A couple of caveats to all this newfound equality. First, many knowledgeable people believe that women work more. In a survey by the authors of this study, 54 percent of economists and 62 percent of economics students thought that women work more than men, as did more than 70 percent of sociologists. And while the gender equal-work phenomenon has been noted before, "it has been swamped by claims in widely circulated sociological studies … that women's total work significantly exceeds men's," as the authors put it. Although men in many rich countries do not work less than women, they do enjoy about 20 to 30 minutes more leisure per day (over an hour more in Italy) because they spend less time on sleep and other biological necessities.  Men spend almost all of this additional leisure time watching television.

TODAY IN SLATE

Medical Examiner

The Most Terrifying Thing About Ebola 

The disease threatens humanity by preying on humanity.

I Bought the Huge iPhone. I’m Already Thinking of Returning It.

Scotland Is Just the Beginning. Expect More Political Earthquakes in Europe.

Students Aren’t Going to College Football Games as Much Anymore

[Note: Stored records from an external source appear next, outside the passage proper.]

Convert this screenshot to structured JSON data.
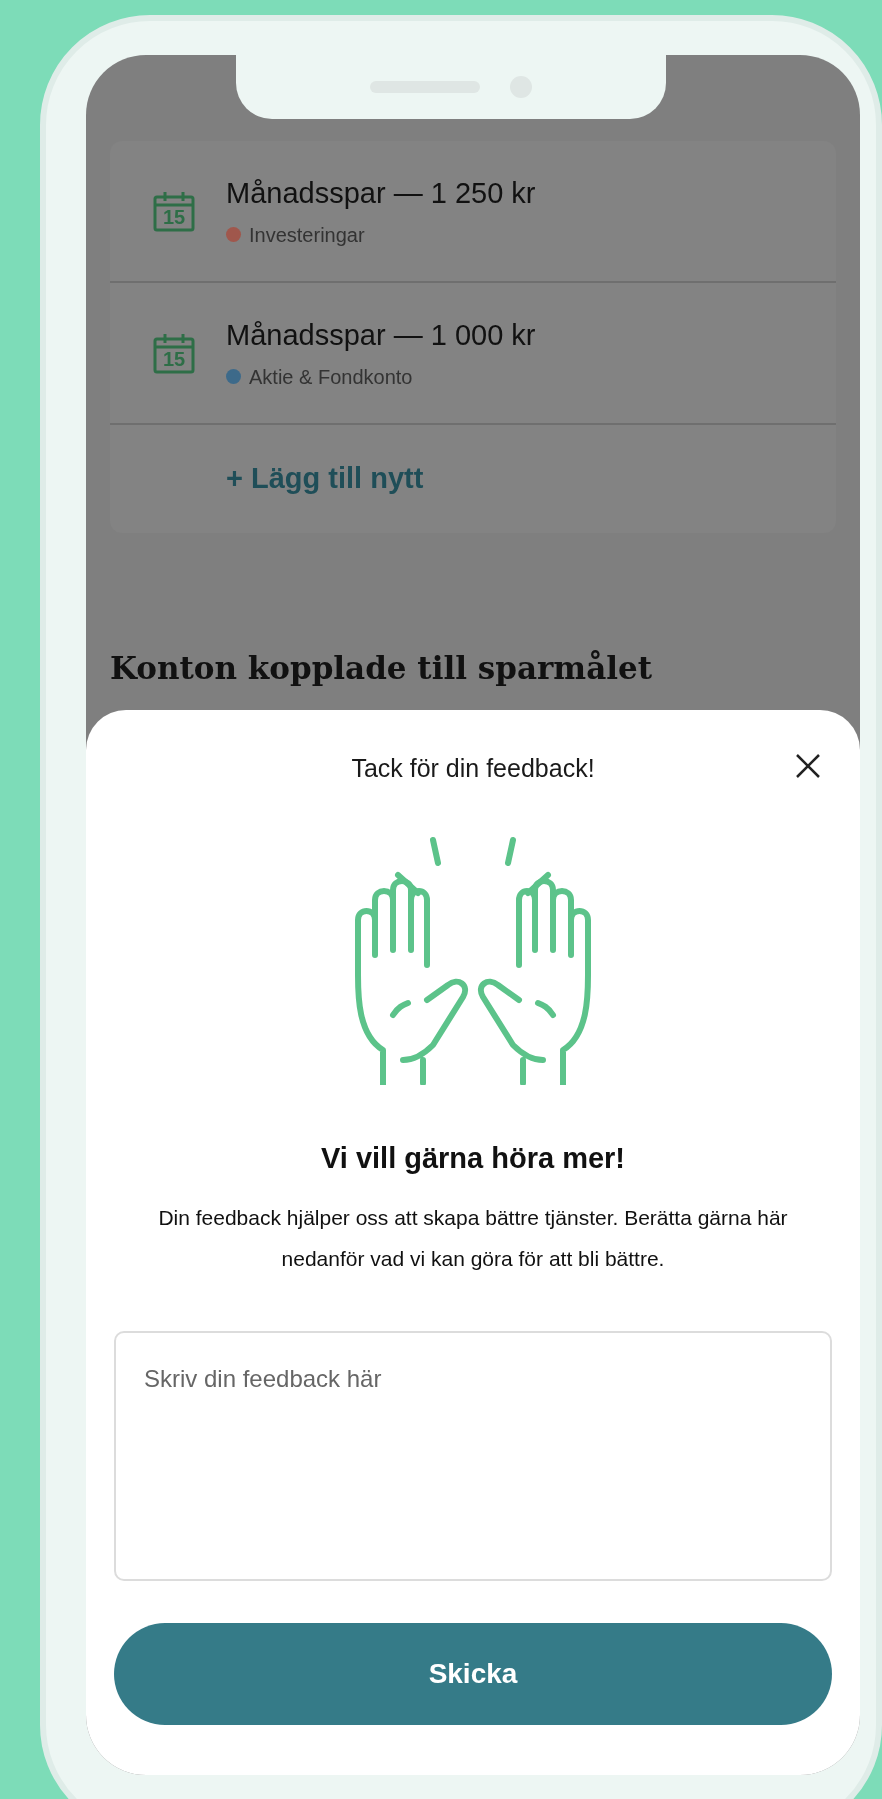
{
  "savings": [
    {
      "title": "Månadsspar — 1 250 kr",
      "icon_text": "15",
      "account": "Investeringar",
      "color": "#a0574c"
    },
    {
      "title": "Månadsspar — 1 000 kr",
      "icon_text": "15",
      "account": "Aktie & Fondkonto",
      "color": "#3d6a8a"
    }
  ],
  "add_link": "+ Lägg till nytt",
  "section_heading": "Konton kopplade till sparmålet",
  "sheet": {
    "title": "Tack för din feedback!",
    "heading": "Vi vill gärna höra mer!",
    "body": "Din feedback hjälper oss att skapa bättre tjänster. Berätta gärna här nedanför vad vi kan göra för att bli bättre.",
    "placeholder": "Skriv din feedback här",
    "submit": "Skicka"
  }
}
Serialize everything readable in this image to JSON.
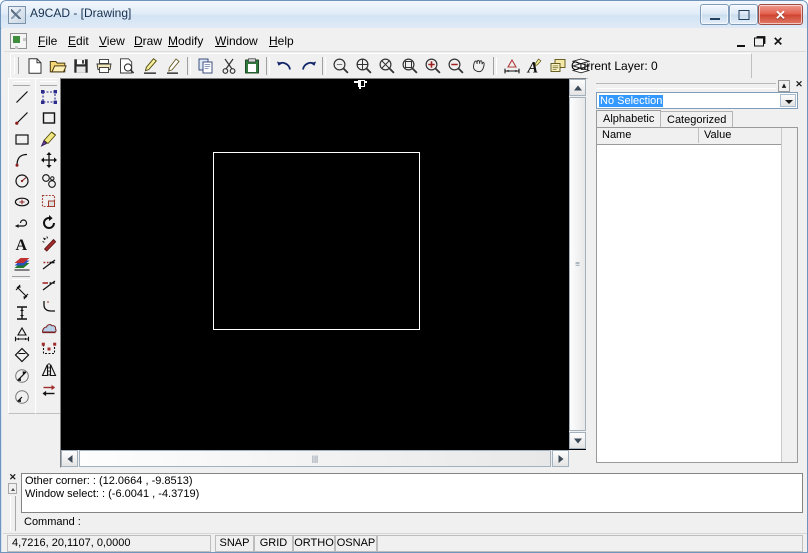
{
  "window": {
    "title": "A9CAD - [Drawing]",
    "icon": "a9cad-app-icon",
    "buttons": {
      "minimize": "minimize-icon",
      "maximize": "maximize-icon",
      "close": "✕"
    }
  },
  "menu": {
    "document_icon": "mdi-document-icon",
    "items": [
      {
        "label": "File",
        "accel": "F"
      },
      {
        "label": "Edit",
        "accel": "E"
      },
      {
        "label": "View",
        "accel": "V"
      },
      {
        "label": "Draw",
        "accel": "D"
      },
      {
        "label": "Modify",
        "accel": "M"
      },
      {
        "label": "Window",
        "accel": "W"
      },
      {
        "label": "Help",
        "accel": "H"
      }
    ],
    "mdi_buttons": [
      "mdi-minimize-icon",
      "mdi-restore-icon",
      "mdi-close-icon"
    ]
  },
  "toolbar": {
    "layer_label": "Current Layer: 0",
    "buttons": [
      {
        "name": "new-icon",
        "tip": "New"
      },
      {
        "name": "open-icon",
        "tip": "Open"
      },
      {
        "name": "save-icon",
        "tip": "Save"
      },
      {
        "name": "print-icon",
        "tip": "Print"
      },
      {
        "name": "print-preview-icon",
        "tip": "Print Preview"
      },
      {
        "name": "edit-pen-icon",
        "tip": "Edit"
      },
      {
        "name": "pick-point-icon",
        "tip": "Pick Point"
      },
      {
        "name": "copy-icon",
        "tip": "Copy"
      },
      {
        "name": "cut-icon",
        "tip": "Cut"
      },
      {
        "name": "paste-icon",
        "tip": "Paste"
      },
      {
        "name": "undo-icon",
        "tip": "Undo"
      },
      {
        "name": "redo-icon",
        "tip": "Redo"
      },
      {
        "name": "zoom-previous-icon",
        "tip": "Zoom Previous"
      },
      {
        "name": "zoom-extents-icon",
        "tip": "Zoom Extents"
      },
      {
        "name": "zoom-window-icon",
        "tip": "Zoom Window"
      },
      {
        "name": "zoom-all-icon",
        "tip": "Zoom All"
      },
      {
        "name": "zoom-in-icon",
        "tip": "Zoom In"
      },
      {
        "name": "zoom-out-icon",
        "tip": "Zoom Out"
      },
      {
        "name": "pan-hand-icon",
        "tip": "Pan"
      },
      {
        "name": "dimension-style-icon",
        "tip": "Dimension Style"
      },
      {
        "name": "text-style-icon",
        "tip": "Text Style"
      },
      {
        "name": "properties-icon",
        "tip": "Properties"
      },
      {
        "name": "layers-icon",
        "tip": "Layers"
      }
    ]
  },
  "tool_palette": {
    "column_a": [
      {
        "name": "line-icon",
        "tip": "Line"
      },
      {
        "name": "polyline-icon",
        "tip": "Polyline"
      },
      {
        "name": "rectangle-icon",
        "tip": "Rectangle"
      },
      {
        "name": "arc-icon",
        "tip": "Arc"
      },
      {
        "name": "circle-icon",
        "tip": "Circle"
      },
      {
        "name": "ellipse-icon",
        "tip": "Ellipse"
      },
      {
        "name": "spline-icon",
        "tip": "Spline"
      },
      {
        "name": "text-icon",
        "tip": "Text"
      },
      {
        "name": "gradient-hatch-icon",
        "tip": "Hatch"
      },
      {
        "name": "dim-aligned-icon",
        "tip": "Aligned Dimension"
      },
      {
        "name": "dim-vertical-icon",
        "tip": "Vertical Dimension"
      },
      {
        "name": "dim-angular-icon",
        "tip": "Angular Dimension"
      },
      {
        "name": "dim-diameter-icon",
        "tip": "Diameter Dimension"
      },
      {
        "name": "dim-radius-icon",
        "tip": "Radius Dimension"
      },
      {
        "name": "dim-center-icon",
        "tip": "Center Mark"
      }
    ],
    "column_b": [
      {
        "name": "select-object-icon",
        "tip": "Select"
      },
      {
        "name": "square-solid-icon",
        "tip": "Solid"
      },
      {
        "name": "match-properties-icon",
        "tip": "Match Properties"
      },
      {
        "name": "move-icon",
        "tip": "Move"
      },
      {
        "name": "copy-object-icon",
        "tip": "Copy Object"
      },
      {
        "name": "scale-icon",
        "tip": "Scale"
      },
      {
        "name": "rotate-icon",
        "tip": "Rotate"
      },
      {
        "name": "erase-icon",
        "tip": "Erase"
      },
      {
        "name": "trim-icon",
        "tip": "Trim"
      },
      {
        "name": "extend-icon",
        "tip": "Extend"
      },
      {
        "name": "fillet-icon",
        "tip": "Fillet"
      },
      {
        "name": "explode-icon",
        "tip": "Explode"
      },
      {
        "name": "stretch-icon",
        "tip": "Stretch"
      },
      {
        "name": "mirror-icon",
        "tip": "Mirror"
      },
      {
        "name": "offset-icon",
        "tip": "Offset"
      }
    ]
  },
  "canvas": {
    "background": "#000000",
    "shape": {
      "type": "rectangle",
      "stroke": "#ffffff"
    },
    "cursor": "crosshair-pick-cursor"
  },
  "properties": {
    "caption_buttons": [
      "collapse-icon",
      "close-icon"
    ],
    "selection": "No Selection",
    "selection_highlight": "#3399ff",
    "tabs": [
      {
        "label": "Alphabetic",
        "active": true
      },
      {
        "label": "Categorized",
        "active": false
      }
    ],
    "grid_headers": [
      "Name",
      "Value"
    ],
    "rows": []
  },
  "command_window": {
    "history": [
      "Other corner: : (12.0664 , -9.8513)",
      "Window  select: : (-6.0041 , -4.3719)"
    ],
    "prompt": "Command :"
  },
  "status_bar": {
    "coordinates": "4,7216, 20,1107, 0,0000",
    "toggles": [
      {
        "label": "SNAP",
        "active": false
      },
      {
        "label": "GRID",
        "active": false
      },
      {
        "label": "ORTHO",
        "active": false
      },
      {
        "label": "OSNAP",
        "active": false
      }
    ]
  }
}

And schools are getting worried.

Two Damn Good, Very Different Movies About Soldiers Returning From War

The XX Factor

Lifetime Didn’t Think the Steubenville Rape Case Was Dramatic Enough

So they added a little self-immolation.

Politics

Blacks Don’t Have a Corporal Punishment Problem

Americans do. But when blacks exhibit the same behaviors as others, it becomes part of a greater black pathology. 

Why a Sketch of Chelsea Manning Is Stirring Up Controversy

How Worried Should Poland, the Baltic States, and Georgia Be About a Russian Invasion?

Trending News Channel
Sept. 19 2014 1:11 PM Watch Flashes of Lightning Created in a Lab  
  News & Politics
Weigel
Sept. 20 2014 11:13 AM -30-
  Business
Business Insider
Sept. 20 2014 6:30 AM The Man Making Bill Gates Richer
  Life
Quora
Sept. 20 2014 7:27 AM How Do Plants Grow Aboard the International Space Station?
  Double X
The XX Factor
Sept. 19 2014 11:33 AM Planned Parenthood Is About to Make It a Lot Easier to Get Birth Control
  Slate Plus
Slate Picks
Sept. 19 2014 12:00 PM What Happened at Slate This Week? The Slatest editor tells us to read well-informed skepticism, media criticism, and more.
  Arts
Brow Beat
Sept. 20 2014 3:21 PM “The More You Know (About Black People)” Uses Very Funny PSAs to Condemn Black Stereotypes
  Technology
Future Tense
Sept. 19 2014 5:03 PM White House Chief Information Officer Will Run U.S. Ebola Response
  Health & Science
Bad Astronomy
Sept. 20 2014 7:00 AM The Shaggy Sun
  Sports
Sports Nut
Sept. 18 2014 11:42 AM Grandmaster Clash One of the most amazing feats in chess history just happened, and no one noticed.